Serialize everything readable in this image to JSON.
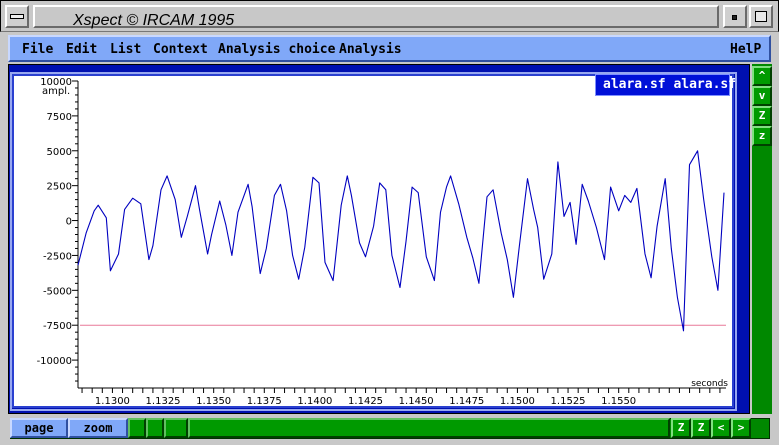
{
  "window": {
    "title": "Xspect  © IRCAM 1995"
  },
  "menubar": {
    "items": [
      {
        "id": "file",
        "label": "File"
      },
      {
        "id": "edit",
        "label": "Edit"
      },
      {
        "id": "list",
        "label": "List"
      },
      {
        "id": "context",
        "label": "Context"
      },
      {
        "id": "analysis-choice",
        "label": "Analysis choice"
      },
      {
        "id": "analysis",
        "label": "Analysis"
      }
    ],
    "help_label": "HelP"
  },
  "plot": {
    "file_tag": "alara.sf alara.sf"
  },
  "side_buttons": [
    "^",
    "v",
    "Z",
    "z"
  ],
  "bottom": {
    "page_label": "page",
    "zoom_label": "zoom",
    "nav": [
      "Z",
      "Z",
      "<",
      ">"
    ]
  },
  "colors": {
    "waveform": "#0000c0",
    "threshold": "#e87898",
    "frame": "#0010b0",
    "menubar": "#80a8f8",
    "controls": "#009a00"
  },
  "chart_data": {
    "type": "line",
    "title": "",
    "xlabel": "seconds",
    "ylabel": "ampl.",
    "xlim": [
      1.1283,
      1.1603
    ],
    "ylim": [
      -12000,
      10000
    ],
    "yticks": [
      10000,
      7500,
      5000,
      2500,
      0,
      -2500,
      -5000,
      -7500,
      -10000
    ],
    "ytick_labels": [
      "10000",
      "7500",
      "5000",
      "2500",
      "0",
      "-2500",
      "-5000",
      "-7500",
      "-10000"
    ],
    "xticks": [
      1.13,
      1.1325,
      1.135,
      1.1375,
      1.14,
      1.1425,
      1.145,
      1.1475,
      1.15,
      1.1525,
      1.155
    ],
    "xtick_labels": [
      "1.1300",
      "1.1325",
      "1.1350",
      "1.1375",
      "1.1400",
      "1.1425",
      "1.1450",
      "1.1475",
      "1.1500",
      "1.1525",
      "1.1550"
    ],
    "threshold": {
      "y": -7500,
      "x_range": [
        1.1284,
        1.1603
      ]
    },
    "series": [
      {
        "x": [
          1.1283,
          1.1287,
          1.1291,
          1.1293,
          1.1297,
          1.1299,
          1.1303,
          1.1306,
          1.131,
          1.1314,
          1.1318,
          1.132,
          1.1324,
          1.1327,
          1.1331,
          1.1334,
          1.1337,
          1.1341,
          1.1343,
          1.1347,
          1.1349,
          1.1353,
          1.1356,
          1.1359,
          1.1362,
          1.1367,
          1.1369,
          1.1373,
          1.1376,
          1.138,
          1.1383,
          1.1386,
          1.1389,
          1.1392,
          1.1395,
          1.1399,
          1.1402,
          1.1405,
          1.1409,
          1.1413,
          1.1416,
          1.1418,
          1.1422,
          1.1425,
          1.1429,
          1.1432,
          1.1435,
          1.1438,
          1.1442,
          1.1445,
          1.1448,
          1.1451,
          1.1455,
          1.1459,
          1.1462,
          1.1465,
          1.1467,
          1.1471,
          1.1475,
          1.1478,
          1.1481,
          1.1485,
          1.1488,
          1.1492,
          1.1495,
          1.1498,
          1.1501,
          1.1505,
          1.1508,
          1.151,
          1.1513,
          1.1517,
          1.152,
          1.1523,
          1.1526,
          1.1529,
          1.1532,
          1.1535,
          1.1539,
          1.1543,
          1.1546,
          1.155,
          1.1553,
          1.1556,
          1.1559,
          1.1563,
          1.1566,
          1.1569,
          1.1573,
          1.1576,
          1.1579,
          1.1582,
          1.1585,
          1.1589,
          1.1592,
          1.1596,
          1.1599,
          1.1602
        ],
        "y": [
          -3200,
          -900,
          700,
          1100,
          200,
          -3600,
          -2400,
          800,
          1600,
          1200,
          -2800,
          -1800,
          2200,
          3200,
          1500,
          -1200,
          300,
          2500,
          800,
          -2400,
          -1000,
          1400,
          -300,
          -2500,
          600,
          2600,
          1000,
          -3800,
          -2000,
          1800,
          2600,
          700,
          -2500,
          -4200,
          -1900,
          3100,
          2700,
          -3000,
          -4300,
          1100,
          3200,
          1800,
          -1600,
          -2600,
          -400,
          2700,
          2200,
          -2500,
          -4800,
          -1500,
          2400,
          2000,
          -2600,
          -4300,
          600,
          2400,
          3200,
          1200,
          -1200,
          -2700,
          -4500,
          1700,
          2200,
          -900,
          -2800,
          -5500,
          -1800,
          3000,
          800,
          -500,
          -4200,
          -2400,
          4200,
          300,
          1300,
          -1700,
          2600,
          1400,
          -500,
          -2800,
          2400,
          700,
          1800,
          1300,
          2300,
          -2400,
          -4100,
          -400,
          3000,
          -2000,
          -5500,
          -7900,
          4000,
          5000,
          1500,
          -2600,
          -5000,
          2000
        ]
      }
    ]
  }
}
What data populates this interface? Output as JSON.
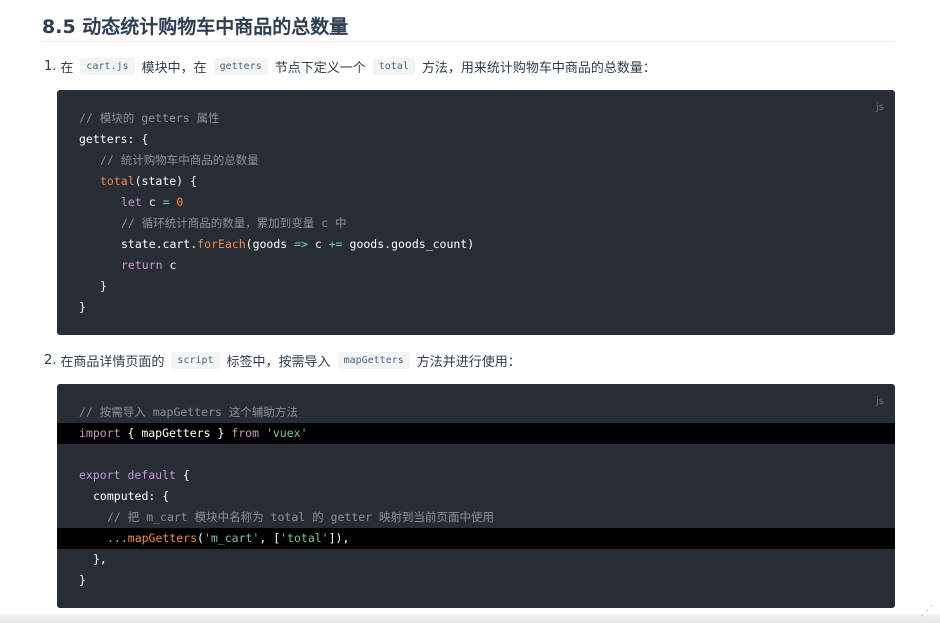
{
  "heading": "8.5 动态统计购物车中商品的总数量",
  "step1": {
    "num": "1.",
    "t1": "在",
    "chip1": "cart.js",
    "t2": "模块中，在",
    "chip2": "getters",
    "t3": "节点下定义一个",
    "chip3": "total",
    "t4": "方法，用来统计购物车中商品的总数量："
  },
  "code1": {
    "lang": "js",
    "l1": "// 模块的 getters 属性",
    "l2_a": "getters",
    "l2_b": ": {",
    "l3": "// 统计购物车中商品的总数量",
    "l4_a": "total",
    "l4_b": "(state) {",
    "l5_kw": "let",
    "l5_b": " c ",
    "l5_op": "=",
    "l5_num": " 0",
    "l6": "// 循环统计商品的数量，累加到变量 c 中",
    "l7_a": "state.cart.",
    "l7_fn": "forEach",
    "l7_b": "(goods ",
    "l7_op1": "=>",
    "l7_c": " c ",
    "l7_op2": "+=",
    "l7_d": " goods.goods_count)",
    "l8_kw": "return",
    "l8_b": " c",
    "l9": "}",
    "l10": "}"
  },
  "step2": {
    "num": "2.",
    "t1": "在商品详情页面的",
    "chip1": "script",
    "t2": "标签中，按需导入",
    "chip2": "mapGetters",
    "t3": "方法并进行使用："
  },
  "code2": {
    "lang": "js",
    "l1": "// 按需导入 mapGetters 这个辅助方法",
    "l2_kw": "import",
    "l2_b": " { mapGetters } ",
    "l2_kw2": "from",
    "l2_str": " 'vuex'",
    "l4_kw": "export default",
    "l4_b": " {",
    "l5": "computed: {",
    "l6": "// 把 m_cart 模块中名称为 total 的 getter 映射到当前页面中使用",
    "l7_op": "...",
    "l7_fn": "mapGetters",
    "l7_b": "(",
    "l7_s1": "'m_cart'",
    "l7_c": ", [",
    "l7_s2": "'total'",
    "l7_d": "]),",
    "l8": "},",
    "l9": "}"
  }
}
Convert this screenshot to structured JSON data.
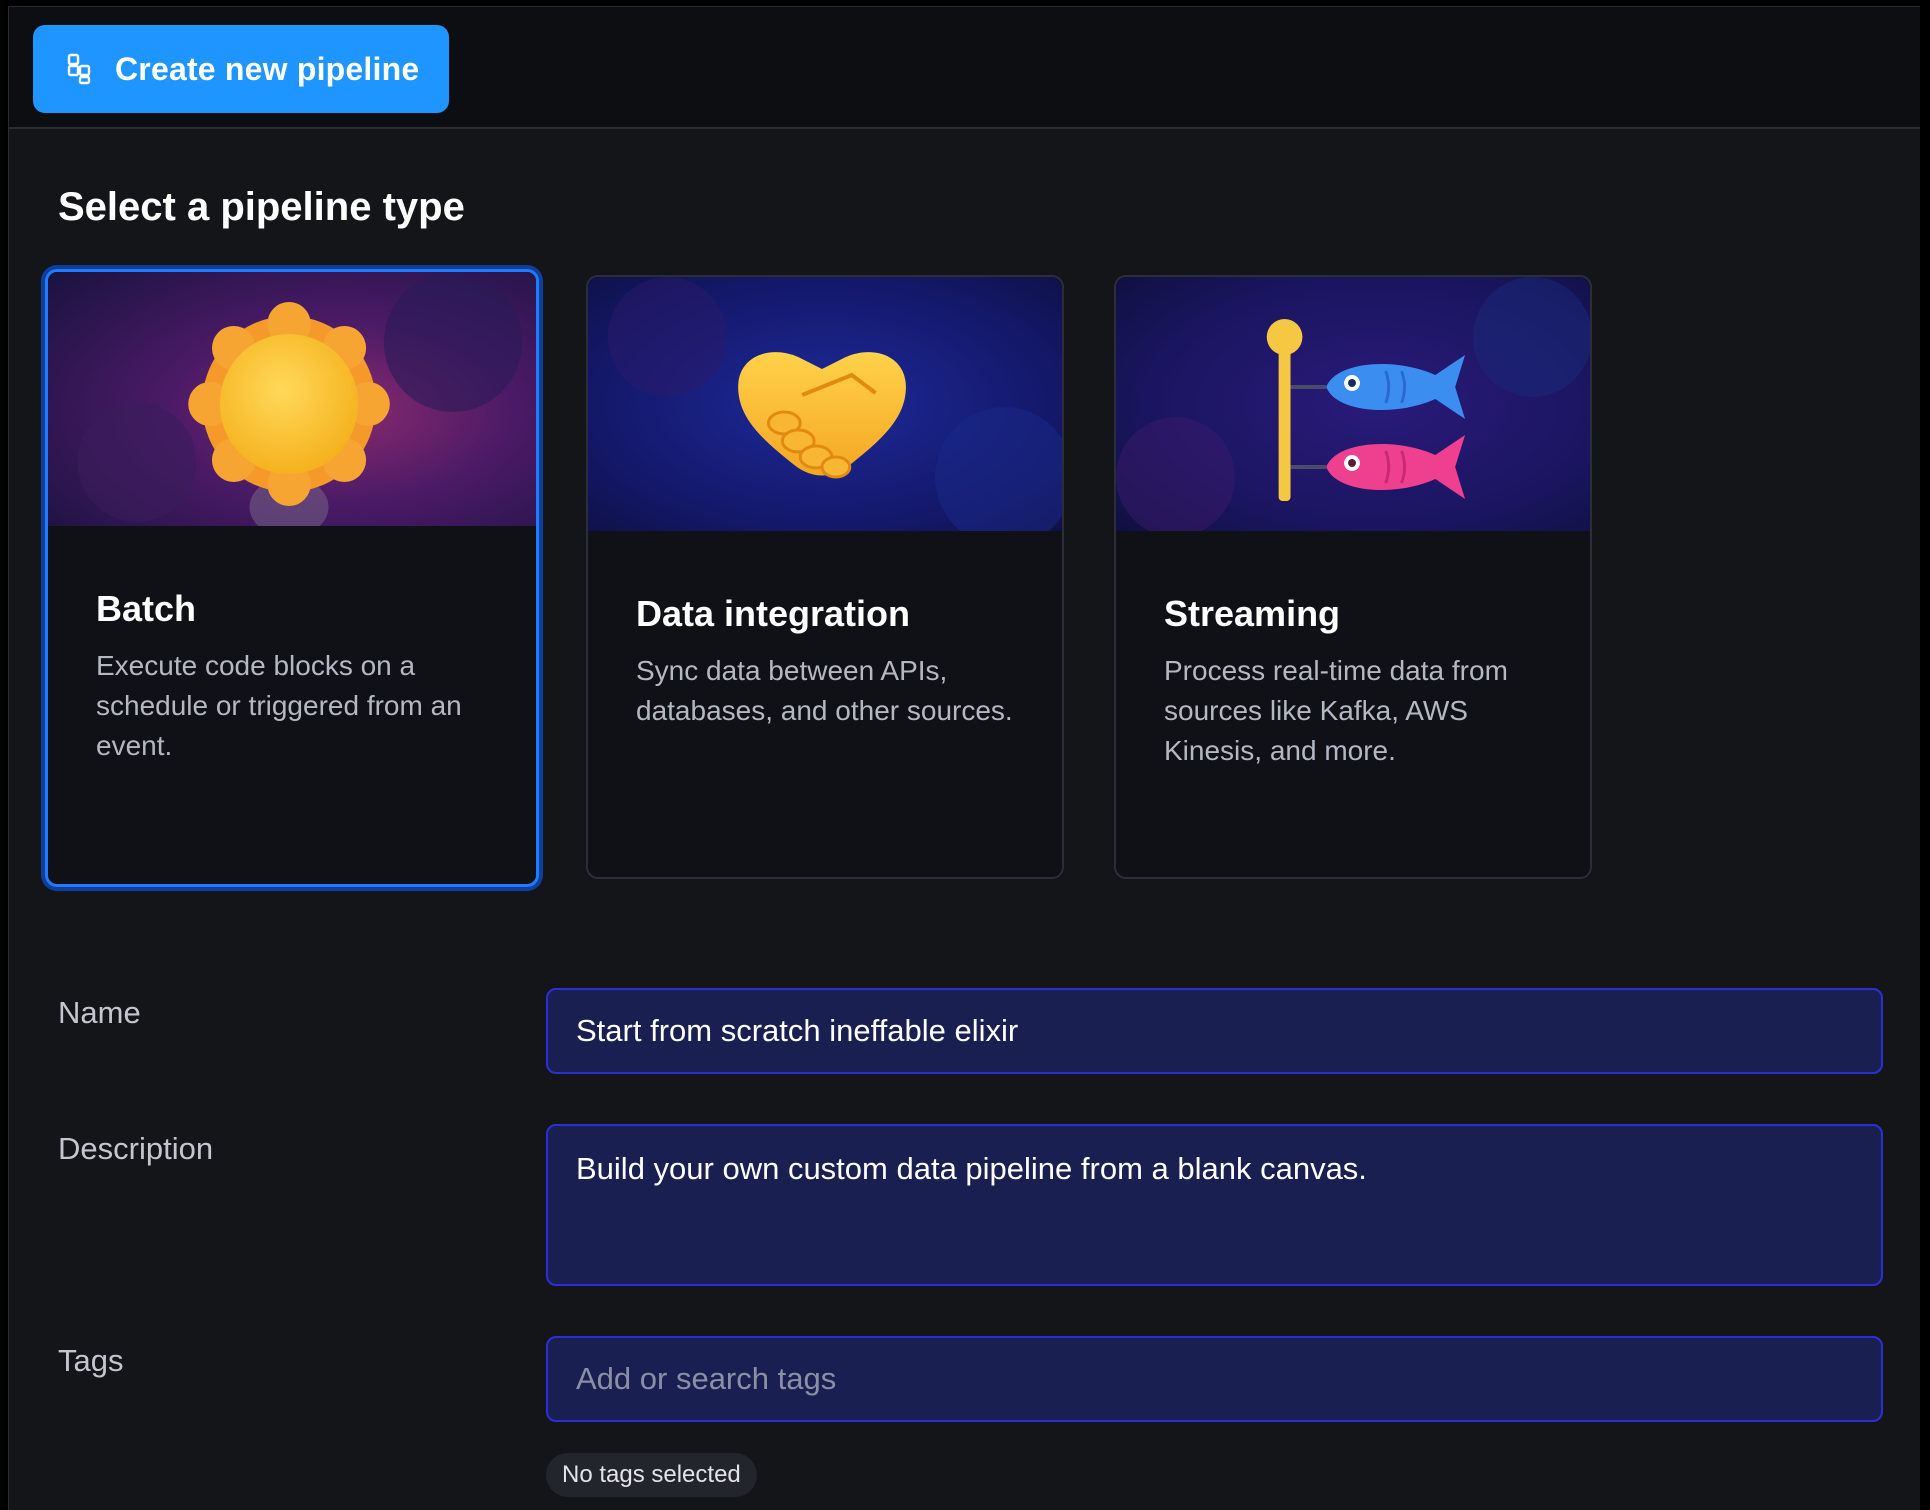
{
  "header": {
    "create_button_label": "Create new pipeline",
    "create_button_icon": "pipeline-icon",
    "accent_color": "#1f95ff"
  },
  "pipeline_types": {
    "title": "Select a pipeline type",
    "selected": "Batch",
    "cards": [
      {
        "title": "Batch",
        "description": "Execute code blocks on a schedule or triggered from an event.",
        "icon": "sun-icon"
      },
      {
        "title": "Data integration",
        "description": "Sync data between APIs, databases, and other sources.",
        "icon": "handshake-icon"
      },
      {
        "title": "Streaming",
        "description": "Process real-time data from sources like Kafka, AWS Kinesis, and more.",
        "icon": "carp-streamer-icon"
      }
    ]
  },
  "form": {
    "name_label": "Name",
    "name_value": "Start from scratch ineffable elixir",
    "description_label": "Description",
    "description_value": "Build your own custom data pipeline from a blank canvas.",
    "tags_label": "Tags",
    "tags_placeholder": "Add or search tags",
    "tags_status": "No tags selected"
  }
}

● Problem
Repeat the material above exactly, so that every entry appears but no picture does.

● Solution to the exercise
Serialize everything readable in this image to JSON.
{
  "window": {
    "title": "Xspect  © IRCAM 1995"
  },
  "menubar": {
    "items": [
      {
        "id": "file",
        "label": "File"
      },
      {
        "id": "edit",
        "label": "Edit"
      },
      {
        "id": "list",
        "label": "List"
      },
      {
        "id": "context",
        "label": "Context"
      },
      {
        "id": "analysis-choice",
        "label": "Analysis choice"
      },
      {
        "id": "analysis",
        "label": "Analysis"
      }
    ],
    "help_label": "HelP"
  },
  "plot": {
    "file_tag": "alara.sf alara.sf"
  },
  "side_buttons": [
    "^",
    "v",
    "Z",
    "z"
  ],
  "bottom": {
    "page_label": "page",
    "zoom_label": "zoom",
    "nav": [
      "Z",
      "Z",
      "<",
      ">"
    ]
  },
  "colors": {
    "waveform": "#0000c0",
    "threshold": "#e87898",
    "frame": "#0010b0",
    "menubar": "#80a8f8",
    "controls": "#009a00"
  },
  "chart_data": {
    "type": "line",
    "title": "",
    "xlabel": "seconds",
    "ylabel": "ampl.",
    "xlim": [
      1.1283,
      1.1603
    ],
    "ylim": [
      -12000,
      10000
    ],
    "yticks": [
      10000,
      7500,
      5000,
      2500,
      0,
      -2500,
      -5000,
      -7500,
      -10000
    ],
    "ytick_labels": [
      "10000",
      "7500",
      "5000",
      "2500",
      "0",
      "-2500",
      "-5000",
      "-7500",
      "-10000"
    ],
    "xticks": [
      1.13,
      1.1325,
      1.135,
      1.1375,
      1.14,
      1.1425,
      1.145,
      1.1475,
      1.15,
      1.1525,
      1.155
    ],
    "xtick_labels": [
      "1.1300",
      "1.1325",
      "1.1350",
      "1.1375",
      "1.1400",
      "1.1425",
      "1.1450",
      "1.1475",
      "1.1500",
      "1.1525",
      "1.1550"
    ],
    "threshold": {
      "y": -7500,
      "x_range": [
        1.1284,
        1.1603
      ]
    },
    "series": [
      {
        "x": [
          1.1283,
          1.1287,
          1.1291,
          1.1293,
          1.1297,
          1.1299,
          1.1303,
          1.1306,
          1.131,
          1.1314,
          1.1318,
          1.132,
          1.1324,
          1.1327,
          1.1331,
          1.1334,
          1.1337,
          1.1341,
          1.1343,
          1.1347,
          1.1349,
          1.1353,
          1.1356,
          1.1359,
          1.1362,
          1.1367,
          1.1369,
          1.1373,
          1.1376,
          1.138,
          1.1383,
          1.1386,
          1.1389,
          1.1392,
          1.1395,
          1.1399,
          1.1402,
          1.1405,
          1.1409,
          1.1413,
          1.1416,
          1.1418,
          1.1422,
          1.1425,
          1.1429,
          1.1432,
          1.1435,
          1.1438,
          1.1442,
          1.1445,
          1.1448,
          1.1451,
          1.1455,
          1.1459,
          1.1462,
          1.1465,
          1.1467,
          1.1471,
          1.1475,
          1.1478,
          1.1481,
          1.1485,
          1.1488,
          1.1492,
          1.1495,
          1.1498,
          1.1501,
          1.1505,
          1.1508,
          1.151,
          1.1513,
          1.1517,
          1.152,
          1.1523,
          1.1526,
          1.1529,
          1.1532,
          1.1535,
          1.1539,
          1.1543,
          1.1546,
          1.155,
          1.1553,
          1.1556,
          1.1559,
          1.1563,
          1.1566,
          1.1569,
          1.1573,
          1.1576,
          1.1579,
          1.1582,
          1.1585,
          1.1589,
          1.1592,
          1.1596,
          1.1599,
          1.1602
        ],
        "y": [
          -3200,
          -900,
          700,
          1100,
          200,
          -3600,
          -2400,
          800,
          1600,
          1200,
          -2800,
          -1800,
          2200,
          3200,
          1500,
          -1200,
          300,
          2500,
          800,
          -2400,
          -1000,
          1400,
          -300,
          -2500,
          600,
          2600,
          1000,
          -3800,
          -2000,
          1800,
          2600,
          700,
          -2500,
          -4200,
          -1900,
          3100,
          2700,
          -3000,
          -4300,
          1100,
          3200,
          1800,
          -1600,
          -2600,
          -400,
          2700,
          2200,
          -2500,
          -4800,
          -1500,
          2400,
          2000,
          -2600,
          -4300,
          600,
          2400,
          3200,
          1200,
          -1200,
          -2700,
          -4500,
          1700,
          2200,
          -900,
          -2800,
          -5500,
          -1800,
          3000,
          800,
          -500,
          -4200,
          -2400,
          4200,
          300,
          1300,
          -1700,
          2600,
          1400,
          -500,
          -2800,
          2400,
          700,
          1800,
          1300,
          2300,
          -2400,
          -4100,
          -400,
          3000,
          -2000,
          -5500,
          -7900,
          4000,
          5000,
          1500,
          -2600,
          -5000,
          2000
        ]
      }
    ]
  }
}
What data populates this interface? Output as JSON.
{
  "heading": "8.5 动态统计购物车中商品的总数量",
  "step1": {
    "num": "1.",
    "t1": "在",
    "chip1": "cart.js",
    "t2": "模块中，在",
    "chip2": "getters",
    "t3": "节点下定义一个",
    "chip3": "total",
    "t4": "方法，用来统计购物车中商品的总数量："
  },
  "code1": {
    "lang": "js",
    "l1": "// 模块的 getters 属性",
    "l2_a": "getters",
    "l2_b": ": {",
    "l3": "// 统计购物车中商品的总数量",
    "l4_a": "total",
    "l4_b": "(state) {",
    "l5_kw": "let",
    "l5_b": " c ",
    "l5_op": "=",
    "l5_num": " 0",
    "l6": "// 循环统计商品的数量，累加到变量 c 中",
    "l7_a": "state.cart.",
    "l7_fn": "forEach",
    "l7_b": "(goods ",
    "l7_op1": "=>",
    "l7_c": " c ",
    "l7_op2": "+=",
    "l7_d": " goods.goods_count)",
    "l8_kw": "return",
    "l8_b": " c",
    "l9": "}",
    "l10": "}"
  },
  "step2": {
    "num": "2.",
    "t1": "在商品详情页面的",
    "chip1": "script",
    "t2": "标签中，按需导入",
    "chip2": "mapGetters",
    "t3": "方法并进行使用："
  },
  "code2": {
    "lang": "js",
    "l1": "// 按需导入 mapGetters 这个辅助方法",
    "l2_kw": "import",
    "l2_b": " { mapGetters } ",
    "l2_kw2": "from",
    "l2_str": " 'vuex'",
    "l4_kw": "export default",
    "l4_b": " {",
    "l5": "computed: {",
    "l6": "// 把 m_cart 模块中名称为 total 的 getter 映射到当前页面中使用",
    "l7_op": "...",
    "l7_fn": "mapGetters",
    "l7_b": "(",
    "l7_s1": "'m_cart'",
    "l7_c": ", [",
    "l7_s2": "'total'",
    "l7_d": "]),",
    "l8": "},",
    "l9": "}"
  }
}
Convert this screenshot to structured JSON data.
{
  "header": {
    "create_button_label": "Create new pipeline",
    "create_button_icon": "pipeline-icon",
    "accent_color": "#1f95ff"
  },
  "pipeline_types": {
    "title": "Select a pipeline type",
    "selected": "Batch",
    "cards": [
      {
        "title": "Batch",
        "description": "Execute code blocks on a schedule or triggered from an event.",
        "icon": "sun-icon"
      },
      {
        "title": "Data integration",
        "description": "Sync data between APIs, databases, and other sources.",
        "icon": "handshake-icon"
      },
      {
        "title": "Streaming",
        "description": "Process real-time data from sources like Kafka, AWS Kinesis, and more.",
        "icon": "carp-streamer-icon"
      }
    ]
  },
  "form": {
    "name_label": "Name",
    "name_value": "Start from scratch ineffable elixir",
    "description_label": "Description",
    "description_value": "Build your own custom data pipeline from a blank canvas.",
    "tags_label": "Tags",
    "tags_placeholder": "Add or search tags",
    "tags_status": "No tags selected"
  }
}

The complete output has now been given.